Generally, Spanish students write better than they speak. This is due to a variety of reasons. The simplest explanation would be that writing involves a lot less confidence and real-time interaction. You have more time to look over your words, grammar and sentence structure without the pressure of someone looking you right in your face. There is also the complete lack of pronunciation worries. All you have to do is spell more or less correctly and you’re going to get your point across, while we all know slipping up on the emphasis or a single letter when speaking can drastically change your meaning or even make you incomprehensible.
Face it, writing is the easy way out.
Interestingly enough, around year 6 of my Spanish studies, I switched. I became better at speaking than writing. This was due to two factors: increased laziness in proofreading and increased confidence.
Let’s focus on the confidence.
Don’t over think your words
I knew a lot of Spanish students who would think so hard about their sentences it was just painful to watch. They would cut into conversation with a thought, only to bring the conversation to a screeching halt as they conjugated mid-sentence. Half the time I’d forget what the sentence was about before they even finished it. This is not a thesis paper, it’s a conversation. It’s okay to speak more simply. Wouldn’t you rather use easier vocabulary and grammar and be understood rather than sound like a bumbling idiot trying to use all those fancy words you learned in school?
Correct yourself and move on
When speaking in any language, you are going to make mistakes. Even in your native tongue you are bound to get tongue-tied or stumble on occasion. Do not let slip-ups ruin your flow. Just correct yourself and keep talking. As long as you are close to correct, chances are you will be understood.
Learn from your mistakes and improve for next time
The beauty of writing is that you get to see all those red marks and corrections and learn from your mistakes. Try to do the same when you speak, just wait until after you finish speaking! If you are kicking yourself for using the preterite instead of the imperfect or switching up por and para, just work on it for next time and congratulate yourself on a conversation well done. Confidence is almost as important as your grammar when it comes to speaking a foreign language.

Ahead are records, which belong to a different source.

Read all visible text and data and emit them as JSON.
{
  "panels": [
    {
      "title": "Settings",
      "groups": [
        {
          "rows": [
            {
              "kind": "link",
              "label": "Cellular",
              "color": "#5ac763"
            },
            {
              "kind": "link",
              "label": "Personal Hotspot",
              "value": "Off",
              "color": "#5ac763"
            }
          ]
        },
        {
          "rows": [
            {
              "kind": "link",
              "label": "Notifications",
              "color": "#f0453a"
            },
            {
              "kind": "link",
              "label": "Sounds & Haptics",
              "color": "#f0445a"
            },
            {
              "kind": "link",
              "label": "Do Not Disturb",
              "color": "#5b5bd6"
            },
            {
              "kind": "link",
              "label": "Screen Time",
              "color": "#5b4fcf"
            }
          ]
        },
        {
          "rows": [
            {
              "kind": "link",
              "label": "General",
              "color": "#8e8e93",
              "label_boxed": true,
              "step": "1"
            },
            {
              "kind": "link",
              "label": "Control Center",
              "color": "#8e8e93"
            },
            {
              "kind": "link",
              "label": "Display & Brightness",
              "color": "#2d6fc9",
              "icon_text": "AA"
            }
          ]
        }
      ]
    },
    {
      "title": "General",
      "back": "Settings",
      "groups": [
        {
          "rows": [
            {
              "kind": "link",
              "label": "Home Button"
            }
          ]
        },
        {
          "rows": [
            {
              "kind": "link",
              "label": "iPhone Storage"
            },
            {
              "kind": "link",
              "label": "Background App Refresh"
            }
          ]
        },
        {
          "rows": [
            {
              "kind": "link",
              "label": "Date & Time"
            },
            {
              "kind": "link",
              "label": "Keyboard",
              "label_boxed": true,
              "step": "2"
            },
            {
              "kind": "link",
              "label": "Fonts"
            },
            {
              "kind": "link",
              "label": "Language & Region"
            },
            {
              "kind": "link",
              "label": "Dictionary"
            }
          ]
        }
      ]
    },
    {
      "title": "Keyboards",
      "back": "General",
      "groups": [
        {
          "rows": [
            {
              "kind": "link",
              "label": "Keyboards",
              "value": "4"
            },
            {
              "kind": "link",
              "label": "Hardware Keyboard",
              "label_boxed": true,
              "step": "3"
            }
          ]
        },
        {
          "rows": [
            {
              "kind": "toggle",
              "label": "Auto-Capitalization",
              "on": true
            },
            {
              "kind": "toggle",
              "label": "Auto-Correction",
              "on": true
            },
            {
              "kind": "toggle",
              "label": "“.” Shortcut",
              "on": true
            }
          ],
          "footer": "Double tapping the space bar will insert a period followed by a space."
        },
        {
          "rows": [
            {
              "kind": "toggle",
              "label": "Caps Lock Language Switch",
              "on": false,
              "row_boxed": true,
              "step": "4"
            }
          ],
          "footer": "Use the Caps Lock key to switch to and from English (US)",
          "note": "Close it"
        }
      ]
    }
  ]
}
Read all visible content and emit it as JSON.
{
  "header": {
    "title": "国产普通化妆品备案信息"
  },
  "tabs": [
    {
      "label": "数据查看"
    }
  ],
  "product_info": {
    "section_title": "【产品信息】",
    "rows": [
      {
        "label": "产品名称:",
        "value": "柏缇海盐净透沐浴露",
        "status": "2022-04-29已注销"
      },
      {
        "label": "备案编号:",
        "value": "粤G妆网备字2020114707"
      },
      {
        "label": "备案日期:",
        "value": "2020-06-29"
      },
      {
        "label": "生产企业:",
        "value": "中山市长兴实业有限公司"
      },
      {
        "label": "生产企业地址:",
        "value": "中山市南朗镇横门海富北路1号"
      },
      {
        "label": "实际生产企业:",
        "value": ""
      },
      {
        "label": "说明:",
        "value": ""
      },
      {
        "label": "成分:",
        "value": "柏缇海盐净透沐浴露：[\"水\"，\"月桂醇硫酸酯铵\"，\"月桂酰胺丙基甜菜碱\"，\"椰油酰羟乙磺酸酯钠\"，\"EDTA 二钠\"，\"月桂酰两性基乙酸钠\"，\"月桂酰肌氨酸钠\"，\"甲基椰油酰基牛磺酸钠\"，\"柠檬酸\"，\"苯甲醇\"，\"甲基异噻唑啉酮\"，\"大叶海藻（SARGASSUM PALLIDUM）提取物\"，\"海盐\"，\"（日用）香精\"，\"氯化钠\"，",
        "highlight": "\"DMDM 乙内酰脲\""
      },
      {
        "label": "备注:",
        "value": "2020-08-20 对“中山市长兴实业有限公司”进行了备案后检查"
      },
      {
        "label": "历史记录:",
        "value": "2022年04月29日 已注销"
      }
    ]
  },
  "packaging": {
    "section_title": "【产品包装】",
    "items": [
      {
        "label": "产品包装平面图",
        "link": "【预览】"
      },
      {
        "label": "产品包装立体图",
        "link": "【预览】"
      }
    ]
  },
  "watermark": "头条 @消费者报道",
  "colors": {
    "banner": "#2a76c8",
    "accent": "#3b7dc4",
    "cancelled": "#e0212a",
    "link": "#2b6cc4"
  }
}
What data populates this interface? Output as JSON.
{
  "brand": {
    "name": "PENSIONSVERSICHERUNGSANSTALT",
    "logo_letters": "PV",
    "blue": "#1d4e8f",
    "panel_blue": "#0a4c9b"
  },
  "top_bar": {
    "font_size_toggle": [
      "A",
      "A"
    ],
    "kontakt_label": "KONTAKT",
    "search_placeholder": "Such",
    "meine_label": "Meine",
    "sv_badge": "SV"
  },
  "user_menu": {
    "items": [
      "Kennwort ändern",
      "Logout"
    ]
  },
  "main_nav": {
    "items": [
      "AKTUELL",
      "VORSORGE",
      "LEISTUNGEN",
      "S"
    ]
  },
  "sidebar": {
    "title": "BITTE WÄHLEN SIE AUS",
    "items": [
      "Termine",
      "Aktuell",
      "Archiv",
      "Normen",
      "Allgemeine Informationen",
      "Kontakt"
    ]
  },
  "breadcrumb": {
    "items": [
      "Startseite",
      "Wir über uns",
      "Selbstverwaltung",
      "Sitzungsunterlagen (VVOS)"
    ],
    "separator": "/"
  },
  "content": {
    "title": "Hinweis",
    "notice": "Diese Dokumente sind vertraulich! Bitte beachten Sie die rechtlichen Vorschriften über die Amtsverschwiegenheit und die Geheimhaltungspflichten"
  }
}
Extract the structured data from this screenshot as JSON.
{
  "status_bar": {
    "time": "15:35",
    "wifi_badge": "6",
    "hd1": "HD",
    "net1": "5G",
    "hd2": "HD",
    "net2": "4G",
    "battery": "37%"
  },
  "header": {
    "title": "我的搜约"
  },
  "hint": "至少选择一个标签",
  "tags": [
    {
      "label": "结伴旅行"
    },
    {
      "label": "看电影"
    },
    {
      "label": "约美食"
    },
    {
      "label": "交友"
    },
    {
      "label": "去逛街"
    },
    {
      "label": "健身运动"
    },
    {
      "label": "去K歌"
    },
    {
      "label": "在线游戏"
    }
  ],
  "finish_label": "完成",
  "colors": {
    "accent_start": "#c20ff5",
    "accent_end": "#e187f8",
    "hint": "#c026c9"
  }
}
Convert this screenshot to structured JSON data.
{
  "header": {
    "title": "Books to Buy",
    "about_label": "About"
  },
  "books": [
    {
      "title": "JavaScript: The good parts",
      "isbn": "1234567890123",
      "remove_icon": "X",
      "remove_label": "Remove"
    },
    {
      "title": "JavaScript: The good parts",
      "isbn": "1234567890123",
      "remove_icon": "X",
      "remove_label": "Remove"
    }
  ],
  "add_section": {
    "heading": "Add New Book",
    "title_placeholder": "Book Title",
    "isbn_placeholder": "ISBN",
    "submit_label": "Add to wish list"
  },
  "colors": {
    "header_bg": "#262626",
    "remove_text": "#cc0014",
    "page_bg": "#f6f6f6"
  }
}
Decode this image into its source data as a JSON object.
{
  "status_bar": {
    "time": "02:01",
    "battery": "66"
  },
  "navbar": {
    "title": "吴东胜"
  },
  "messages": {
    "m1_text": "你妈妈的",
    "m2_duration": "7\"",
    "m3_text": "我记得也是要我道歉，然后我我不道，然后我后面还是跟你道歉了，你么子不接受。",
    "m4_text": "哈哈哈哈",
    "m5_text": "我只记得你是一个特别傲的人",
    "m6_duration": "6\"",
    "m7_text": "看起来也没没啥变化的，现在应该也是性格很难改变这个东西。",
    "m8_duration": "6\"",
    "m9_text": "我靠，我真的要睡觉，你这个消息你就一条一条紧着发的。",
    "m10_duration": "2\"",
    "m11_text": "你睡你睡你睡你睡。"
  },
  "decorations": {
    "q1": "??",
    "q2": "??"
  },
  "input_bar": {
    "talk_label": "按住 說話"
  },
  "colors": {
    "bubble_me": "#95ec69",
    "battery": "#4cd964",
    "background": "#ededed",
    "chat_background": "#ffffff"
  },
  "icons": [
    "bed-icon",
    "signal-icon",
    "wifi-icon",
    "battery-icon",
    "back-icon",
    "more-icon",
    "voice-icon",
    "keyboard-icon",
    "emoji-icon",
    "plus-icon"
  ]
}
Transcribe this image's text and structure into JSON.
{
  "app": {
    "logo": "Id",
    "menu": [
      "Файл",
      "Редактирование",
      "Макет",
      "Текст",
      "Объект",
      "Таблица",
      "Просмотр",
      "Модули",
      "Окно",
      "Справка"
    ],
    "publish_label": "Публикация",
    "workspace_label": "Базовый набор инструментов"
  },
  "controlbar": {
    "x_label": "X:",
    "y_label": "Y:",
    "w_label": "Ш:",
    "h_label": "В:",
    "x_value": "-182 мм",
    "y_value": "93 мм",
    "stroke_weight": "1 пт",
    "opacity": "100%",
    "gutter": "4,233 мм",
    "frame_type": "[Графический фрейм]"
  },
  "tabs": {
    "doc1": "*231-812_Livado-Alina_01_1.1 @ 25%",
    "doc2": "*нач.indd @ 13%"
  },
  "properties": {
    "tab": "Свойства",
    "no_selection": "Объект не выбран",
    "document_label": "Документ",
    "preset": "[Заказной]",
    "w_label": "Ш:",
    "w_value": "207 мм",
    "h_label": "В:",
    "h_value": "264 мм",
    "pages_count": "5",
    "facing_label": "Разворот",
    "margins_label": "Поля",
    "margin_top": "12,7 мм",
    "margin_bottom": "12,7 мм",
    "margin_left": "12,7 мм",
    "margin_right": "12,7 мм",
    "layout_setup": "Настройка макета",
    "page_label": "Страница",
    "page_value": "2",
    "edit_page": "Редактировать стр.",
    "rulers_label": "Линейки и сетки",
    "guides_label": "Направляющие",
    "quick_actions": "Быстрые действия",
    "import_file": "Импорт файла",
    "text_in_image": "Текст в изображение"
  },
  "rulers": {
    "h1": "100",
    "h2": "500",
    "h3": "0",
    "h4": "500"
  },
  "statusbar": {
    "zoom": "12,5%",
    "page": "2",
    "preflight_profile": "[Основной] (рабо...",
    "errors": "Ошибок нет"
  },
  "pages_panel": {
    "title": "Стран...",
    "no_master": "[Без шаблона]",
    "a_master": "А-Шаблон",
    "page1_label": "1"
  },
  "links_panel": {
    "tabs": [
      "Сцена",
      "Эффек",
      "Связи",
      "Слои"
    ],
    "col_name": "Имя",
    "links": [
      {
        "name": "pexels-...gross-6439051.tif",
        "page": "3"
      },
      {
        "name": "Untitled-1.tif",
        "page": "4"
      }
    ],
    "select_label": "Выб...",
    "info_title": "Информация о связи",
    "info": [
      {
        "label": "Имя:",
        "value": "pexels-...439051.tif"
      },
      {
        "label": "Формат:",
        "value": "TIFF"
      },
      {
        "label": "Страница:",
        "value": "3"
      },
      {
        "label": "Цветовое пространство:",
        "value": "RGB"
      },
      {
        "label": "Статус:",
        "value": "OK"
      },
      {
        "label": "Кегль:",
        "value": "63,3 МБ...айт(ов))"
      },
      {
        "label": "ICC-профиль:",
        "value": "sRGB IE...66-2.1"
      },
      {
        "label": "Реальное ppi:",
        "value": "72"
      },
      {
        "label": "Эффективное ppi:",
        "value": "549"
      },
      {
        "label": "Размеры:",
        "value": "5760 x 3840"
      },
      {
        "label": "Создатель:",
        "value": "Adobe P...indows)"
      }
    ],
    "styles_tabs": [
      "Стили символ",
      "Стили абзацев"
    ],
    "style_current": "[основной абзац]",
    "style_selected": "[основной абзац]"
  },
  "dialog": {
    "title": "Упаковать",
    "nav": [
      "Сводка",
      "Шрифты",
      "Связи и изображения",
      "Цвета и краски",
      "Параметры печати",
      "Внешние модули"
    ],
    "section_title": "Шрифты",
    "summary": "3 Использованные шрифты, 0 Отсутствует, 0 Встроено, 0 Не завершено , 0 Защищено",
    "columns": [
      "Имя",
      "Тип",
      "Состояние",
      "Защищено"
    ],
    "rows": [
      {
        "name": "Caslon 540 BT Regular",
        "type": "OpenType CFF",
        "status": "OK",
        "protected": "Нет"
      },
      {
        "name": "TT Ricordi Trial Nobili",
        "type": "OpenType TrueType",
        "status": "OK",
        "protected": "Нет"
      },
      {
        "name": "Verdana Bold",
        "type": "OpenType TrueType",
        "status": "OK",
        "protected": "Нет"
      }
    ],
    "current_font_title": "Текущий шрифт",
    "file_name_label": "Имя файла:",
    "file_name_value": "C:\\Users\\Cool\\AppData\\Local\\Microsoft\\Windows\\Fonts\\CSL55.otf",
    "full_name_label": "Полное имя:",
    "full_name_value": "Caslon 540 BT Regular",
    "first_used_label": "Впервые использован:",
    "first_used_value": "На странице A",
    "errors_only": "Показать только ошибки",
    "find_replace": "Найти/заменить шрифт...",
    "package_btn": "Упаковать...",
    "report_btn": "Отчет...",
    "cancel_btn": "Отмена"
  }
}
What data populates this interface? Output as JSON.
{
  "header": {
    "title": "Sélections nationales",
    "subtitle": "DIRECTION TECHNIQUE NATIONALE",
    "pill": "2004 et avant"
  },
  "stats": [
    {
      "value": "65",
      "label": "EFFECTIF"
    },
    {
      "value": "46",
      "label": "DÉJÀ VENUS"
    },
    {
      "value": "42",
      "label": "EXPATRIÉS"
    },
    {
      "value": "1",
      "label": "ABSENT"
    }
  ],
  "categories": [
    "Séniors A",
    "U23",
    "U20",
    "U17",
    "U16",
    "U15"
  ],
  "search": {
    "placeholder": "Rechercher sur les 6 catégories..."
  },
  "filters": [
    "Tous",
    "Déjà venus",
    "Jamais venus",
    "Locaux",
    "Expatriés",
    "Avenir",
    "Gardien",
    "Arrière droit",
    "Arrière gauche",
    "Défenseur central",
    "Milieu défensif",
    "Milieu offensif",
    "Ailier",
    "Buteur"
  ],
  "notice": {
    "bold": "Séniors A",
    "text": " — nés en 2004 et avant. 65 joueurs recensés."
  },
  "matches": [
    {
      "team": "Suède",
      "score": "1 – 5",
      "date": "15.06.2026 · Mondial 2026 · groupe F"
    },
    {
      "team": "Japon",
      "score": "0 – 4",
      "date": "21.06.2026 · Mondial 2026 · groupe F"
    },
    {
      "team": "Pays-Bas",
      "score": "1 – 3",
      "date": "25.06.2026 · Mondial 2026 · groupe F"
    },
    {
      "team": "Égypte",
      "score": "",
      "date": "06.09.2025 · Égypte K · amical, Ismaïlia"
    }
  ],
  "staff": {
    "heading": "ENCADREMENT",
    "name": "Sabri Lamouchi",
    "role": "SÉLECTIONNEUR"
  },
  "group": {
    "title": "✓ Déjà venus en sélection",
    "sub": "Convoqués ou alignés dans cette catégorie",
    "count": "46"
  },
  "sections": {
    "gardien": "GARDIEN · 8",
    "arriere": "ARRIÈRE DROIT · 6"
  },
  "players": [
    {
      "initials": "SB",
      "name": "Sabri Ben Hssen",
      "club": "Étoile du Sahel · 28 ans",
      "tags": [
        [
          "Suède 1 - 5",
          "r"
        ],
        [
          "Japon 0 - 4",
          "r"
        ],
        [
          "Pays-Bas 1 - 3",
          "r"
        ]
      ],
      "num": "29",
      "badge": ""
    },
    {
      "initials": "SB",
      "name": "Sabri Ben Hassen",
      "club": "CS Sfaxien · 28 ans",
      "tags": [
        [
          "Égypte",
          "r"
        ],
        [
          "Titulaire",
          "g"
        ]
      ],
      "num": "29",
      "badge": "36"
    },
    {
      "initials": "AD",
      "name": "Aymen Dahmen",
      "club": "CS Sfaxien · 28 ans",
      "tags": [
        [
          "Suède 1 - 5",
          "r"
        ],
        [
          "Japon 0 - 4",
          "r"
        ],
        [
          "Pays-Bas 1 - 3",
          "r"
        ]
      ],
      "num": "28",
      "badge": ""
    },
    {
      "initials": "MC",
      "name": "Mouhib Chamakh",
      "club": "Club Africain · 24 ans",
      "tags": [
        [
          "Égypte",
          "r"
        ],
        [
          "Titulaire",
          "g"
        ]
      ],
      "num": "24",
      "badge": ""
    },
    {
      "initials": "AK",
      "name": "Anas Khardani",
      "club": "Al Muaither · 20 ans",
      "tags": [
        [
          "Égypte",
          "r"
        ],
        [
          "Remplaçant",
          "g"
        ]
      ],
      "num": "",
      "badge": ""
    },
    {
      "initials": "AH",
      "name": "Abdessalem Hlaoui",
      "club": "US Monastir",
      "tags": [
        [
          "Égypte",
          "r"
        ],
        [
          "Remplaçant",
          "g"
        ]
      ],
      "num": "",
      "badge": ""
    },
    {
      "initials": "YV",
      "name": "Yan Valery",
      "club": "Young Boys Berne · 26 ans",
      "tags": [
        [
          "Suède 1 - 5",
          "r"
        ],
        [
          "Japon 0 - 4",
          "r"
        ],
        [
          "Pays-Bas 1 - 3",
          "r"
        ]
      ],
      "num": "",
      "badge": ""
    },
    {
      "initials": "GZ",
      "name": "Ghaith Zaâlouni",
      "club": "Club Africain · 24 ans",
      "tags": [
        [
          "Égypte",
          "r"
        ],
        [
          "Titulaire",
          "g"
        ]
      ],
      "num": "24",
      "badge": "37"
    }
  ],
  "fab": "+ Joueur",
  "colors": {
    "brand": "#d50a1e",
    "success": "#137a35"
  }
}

Check out these other articles about How to Speak Spanish.
Featured photo credit: Lyndon B. Johnson gives a speech to ILGWU members, November 1, 1960. by Kheel Center, Cornell University